Last Updated on October 8, 2020
For the majority of the population, the concept behind broadcasting is pretty straightforward: you take good photos and videos and broadcast it online or through the television. But for anyone involved in the production itself, a successful broadcast is the culmination of a series of processes involving different technological advancements.
Serial Digital Interface (SDI) is considered the standard for digital video transmission as set by the Society of Motion Picture and Television Engineers (SMPTE). 270 megabits per second (Mbps) is the most common data speed of SDI signals, but it can go as high as 540 Mbps when a 75-ohm cable is utilized. But what about 3G and 4G signals? What do they mean? These terms are actually easy to understand. The number before the G refers to the bitrates of video that it’s capable of transferring.
For instance, 3G-SDI simply means that the port is capable of transferring 3 gigabytes of video data per second. If you relate this to shooting in 4K, you will need a stronger signal if you want to shoot higher quality videos. 12G SDI ports are especially designed for 4K videos while 3G SDI is optimized for HD video. If you want to stream in 4K, you need to use either 6G-SDI, 12G-SDI or Quad Link SDI. Although there are still no standardized rules for broadcasting in 4K, production teams are now becoming more creative in using different SDI ports to create a 4K signal that offers the best broadcast or streaming quality. Here, we’ll take a closer look at these different 4K signals and how they are created and utilized:
This 4K signal is almost similar to Quad-Link HD-SDI, the only difference being that the signal is transmitted through Dual-Link 3G-SDI. To create this type of port, you have to use 2 BNC cables supporting 3Gb/s of bandwidth for 3G-SDI. Dual-Link 3G-SDi is capable of transmitting up to 10-bit 4:2:2 4K at up to 30p and it is preferred by a lot of producers because they are less cluttered than Quad-Link ports because they only use two cables instead of four. Since Dual-Link 3G-SDI is not yet supported by 4K cameras, you’ll need to use a converter box to convert these outputs to and from different 4K formats.
This type of signal can also be converted to HDMI 1.4 using the Blackmagic Mini Converter SDI to HDMI, 6G-SDI using the Blackmagic Multiplex 4K and Quad-Link HD-SDI using the Blackmagic Multiplex 4K.

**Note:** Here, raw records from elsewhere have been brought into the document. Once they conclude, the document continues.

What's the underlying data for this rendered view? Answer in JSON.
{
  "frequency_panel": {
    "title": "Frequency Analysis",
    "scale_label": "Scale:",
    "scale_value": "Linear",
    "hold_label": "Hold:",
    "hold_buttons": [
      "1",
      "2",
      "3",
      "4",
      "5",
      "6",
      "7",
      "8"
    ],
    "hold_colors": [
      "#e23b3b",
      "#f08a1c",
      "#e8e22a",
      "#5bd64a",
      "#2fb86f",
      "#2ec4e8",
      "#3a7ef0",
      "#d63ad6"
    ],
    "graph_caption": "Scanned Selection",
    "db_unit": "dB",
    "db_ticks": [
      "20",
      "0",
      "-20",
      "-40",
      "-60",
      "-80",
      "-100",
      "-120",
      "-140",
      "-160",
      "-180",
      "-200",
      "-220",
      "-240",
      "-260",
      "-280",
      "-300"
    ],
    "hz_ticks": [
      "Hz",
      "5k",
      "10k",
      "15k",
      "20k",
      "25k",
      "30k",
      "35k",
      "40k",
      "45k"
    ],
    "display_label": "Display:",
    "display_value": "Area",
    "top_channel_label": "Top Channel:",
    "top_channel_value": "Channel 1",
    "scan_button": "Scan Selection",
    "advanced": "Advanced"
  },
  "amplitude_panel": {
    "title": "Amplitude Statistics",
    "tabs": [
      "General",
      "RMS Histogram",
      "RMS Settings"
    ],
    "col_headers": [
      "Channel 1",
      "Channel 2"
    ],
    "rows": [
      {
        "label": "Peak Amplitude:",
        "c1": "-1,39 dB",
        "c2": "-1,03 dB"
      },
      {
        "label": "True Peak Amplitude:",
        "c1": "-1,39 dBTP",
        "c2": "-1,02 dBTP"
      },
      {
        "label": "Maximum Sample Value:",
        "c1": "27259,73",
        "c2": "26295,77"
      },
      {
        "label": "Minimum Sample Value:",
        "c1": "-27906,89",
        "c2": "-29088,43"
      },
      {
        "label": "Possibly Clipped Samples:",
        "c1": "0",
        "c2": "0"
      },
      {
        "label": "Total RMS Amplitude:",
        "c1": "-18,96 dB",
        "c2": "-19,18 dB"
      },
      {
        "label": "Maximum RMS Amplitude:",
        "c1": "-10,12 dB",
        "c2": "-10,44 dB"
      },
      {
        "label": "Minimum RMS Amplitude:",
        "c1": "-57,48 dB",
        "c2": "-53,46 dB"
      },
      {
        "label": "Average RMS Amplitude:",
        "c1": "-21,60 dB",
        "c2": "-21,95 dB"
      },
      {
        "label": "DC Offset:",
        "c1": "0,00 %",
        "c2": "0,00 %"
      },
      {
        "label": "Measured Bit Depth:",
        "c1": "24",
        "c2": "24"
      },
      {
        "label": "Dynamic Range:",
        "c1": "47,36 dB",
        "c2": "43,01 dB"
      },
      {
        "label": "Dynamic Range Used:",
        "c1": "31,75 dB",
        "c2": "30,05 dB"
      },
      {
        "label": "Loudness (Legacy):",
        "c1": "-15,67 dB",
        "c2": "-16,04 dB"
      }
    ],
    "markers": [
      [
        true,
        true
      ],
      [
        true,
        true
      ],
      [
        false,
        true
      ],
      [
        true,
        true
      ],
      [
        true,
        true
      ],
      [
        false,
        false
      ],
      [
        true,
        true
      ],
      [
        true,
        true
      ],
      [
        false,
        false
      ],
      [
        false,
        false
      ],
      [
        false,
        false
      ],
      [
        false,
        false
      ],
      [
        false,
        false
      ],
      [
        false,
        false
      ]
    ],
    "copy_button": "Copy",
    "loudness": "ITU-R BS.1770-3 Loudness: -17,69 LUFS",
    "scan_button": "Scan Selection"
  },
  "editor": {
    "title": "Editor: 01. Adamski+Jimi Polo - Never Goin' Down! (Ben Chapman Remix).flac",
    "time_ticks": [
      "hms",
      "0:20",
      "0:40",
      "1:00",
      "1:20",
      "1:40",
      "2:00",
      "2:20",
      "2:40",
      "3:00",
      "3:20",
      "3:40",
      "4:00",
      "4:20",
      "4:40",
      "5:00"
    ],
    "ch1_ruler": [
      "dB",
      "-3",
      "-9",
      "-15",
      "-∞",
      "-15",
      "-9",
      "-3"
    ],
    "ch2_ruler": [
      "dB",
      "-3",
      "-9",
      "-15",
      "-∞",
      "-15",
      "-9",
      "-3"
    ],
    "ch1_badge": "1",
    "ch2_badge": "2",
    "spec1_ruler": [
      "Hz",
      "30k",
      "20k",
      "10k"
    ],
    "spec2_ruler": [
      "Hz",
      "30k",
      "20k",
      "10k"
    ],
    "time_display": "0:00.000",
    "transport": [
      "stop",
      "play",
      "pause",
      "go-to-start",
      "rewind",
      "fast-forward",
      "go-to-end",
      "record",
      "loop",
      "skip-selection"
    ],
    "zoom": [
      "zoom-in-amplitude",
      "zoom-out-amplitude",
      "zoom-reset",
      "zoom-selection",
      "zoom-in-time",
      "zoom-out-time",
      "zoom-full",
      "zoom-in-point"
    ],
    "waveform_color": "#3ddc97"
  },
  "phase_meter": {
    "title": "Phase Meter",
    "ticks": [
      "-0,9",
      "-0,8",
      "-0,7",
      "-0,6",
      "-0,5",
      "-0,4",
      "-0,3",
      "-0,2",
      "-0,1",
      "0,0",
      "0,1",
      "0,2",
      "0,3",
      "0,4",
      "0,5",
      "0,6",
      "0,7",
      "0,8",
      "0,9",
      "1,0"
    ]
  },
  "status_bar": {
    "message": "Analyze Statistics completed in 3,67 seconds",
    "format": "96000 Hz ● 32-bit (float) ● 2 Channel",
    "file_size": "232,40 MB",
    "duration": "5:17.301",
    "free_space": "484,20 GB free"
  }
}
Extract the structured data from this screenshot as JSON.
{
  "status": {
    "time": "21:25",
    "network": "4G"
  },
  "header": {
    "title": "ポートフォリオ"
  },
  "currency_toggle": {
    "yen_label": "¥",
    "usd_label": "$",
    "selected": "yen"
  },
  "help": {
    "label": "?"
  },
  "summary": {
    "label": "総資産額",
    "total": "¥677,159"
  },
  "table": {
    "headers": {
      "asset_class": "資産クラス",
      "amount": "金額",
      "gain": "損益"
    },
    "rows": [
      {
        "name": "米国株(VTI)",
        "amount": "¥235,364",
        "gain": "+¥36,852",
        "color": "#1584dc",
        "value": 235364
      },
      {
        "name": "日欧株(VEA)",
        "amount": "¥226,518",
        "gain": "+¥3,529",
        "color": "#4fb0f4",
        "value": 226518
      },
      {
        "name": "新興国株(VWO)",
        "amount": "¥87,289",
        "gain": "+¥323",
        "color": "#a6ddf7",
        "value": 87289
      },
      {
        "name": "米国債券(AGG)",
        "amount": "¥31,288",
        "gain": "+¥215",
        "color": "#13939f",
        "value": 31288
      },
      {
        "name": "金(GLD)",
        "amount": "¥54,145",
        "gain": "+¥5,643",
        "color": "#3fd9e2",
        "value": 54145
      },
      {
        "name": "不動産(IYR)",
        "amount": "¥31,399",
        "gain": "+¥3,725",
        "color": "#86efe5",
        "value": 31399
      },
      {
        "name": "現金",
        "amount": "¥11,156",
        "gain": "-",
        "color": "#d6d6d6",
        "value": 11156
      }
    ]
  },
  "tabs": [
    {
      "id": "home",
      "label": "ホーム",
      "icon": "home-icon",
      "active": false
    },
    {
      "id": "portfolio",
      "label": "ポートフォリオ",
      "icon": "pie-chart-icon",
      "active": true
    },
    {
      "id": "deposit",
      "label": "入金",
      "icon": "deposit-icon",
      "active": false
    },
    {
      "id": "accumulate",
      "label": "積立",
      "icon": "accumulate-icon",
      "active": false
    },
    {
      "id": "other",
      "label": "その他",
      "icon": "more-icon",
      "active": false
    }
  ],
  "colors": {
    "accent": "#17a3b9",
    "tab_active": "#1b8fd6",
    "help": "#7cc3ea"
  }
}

Employing the same concept as Quad-Link HD-SDI, this type of 4K signal is capable of transmitting 10-bit 4:2:2 4K for up to 60p or 12-bit 4:4:4 for up to 30p. The only difference between the two is that instead of HD-SDI, this port utilizes 4 3G-SDI signals. To create Quad-Link 3G-SDI, you will need to use 4 75-ohm BNC coaxial cables supporting at least 3Gb/s of bandwidth.
This type of signal is utilized mostly in post production because of the extra color information of a 4:4:4 signal that’s useful in this process. Although no cameras support the 4:4:4 signal yet, you can use a capture card to transmit it. Unlike Dual-Link 3G SDI, there is no way to convert a Quad-Link 3G-SDI signal just yet, but it can be used on any device that’s capable of doing Quad-Link HD-SDI.
This is the most popular SDI port used in transmitting 4K signals and it utilizes 4 1080p signals stitched together to create a strong 4k signal to ensure top quality 4K videos. HD-SDI ports are recognized by the SMPTE for transmitting 2k and 1080p videos, so they are the best cables to use for creating a Quad-Link HD-SDI port that’s capable of transmitting 4K videos.
To make this possible, 4 separate 75-ohm BNC coaxial cables need to be used and you have to ensure that they support at least 1.5GB/s of bandwidth for them to work on your Quad-Link HD-SDI. This port is also capable of supporting DCI 4K and UHD 4k signals, and it can transmit a maximum video quality of 10-bit 4:2:2 at 30p. Quad-Link HD-SDI is used by most professional broadcasting production companies because of its reliability in delivering excellent quality 4K videos.
The use of SDI ports in transmitting 4K signal still has a long way to go. As we wait for SMPTE to create a standard for using 4K signals in broadcasting, technical teams are relying on their creativity in making sure that high quality videos are transmitted for viewers to enjoy.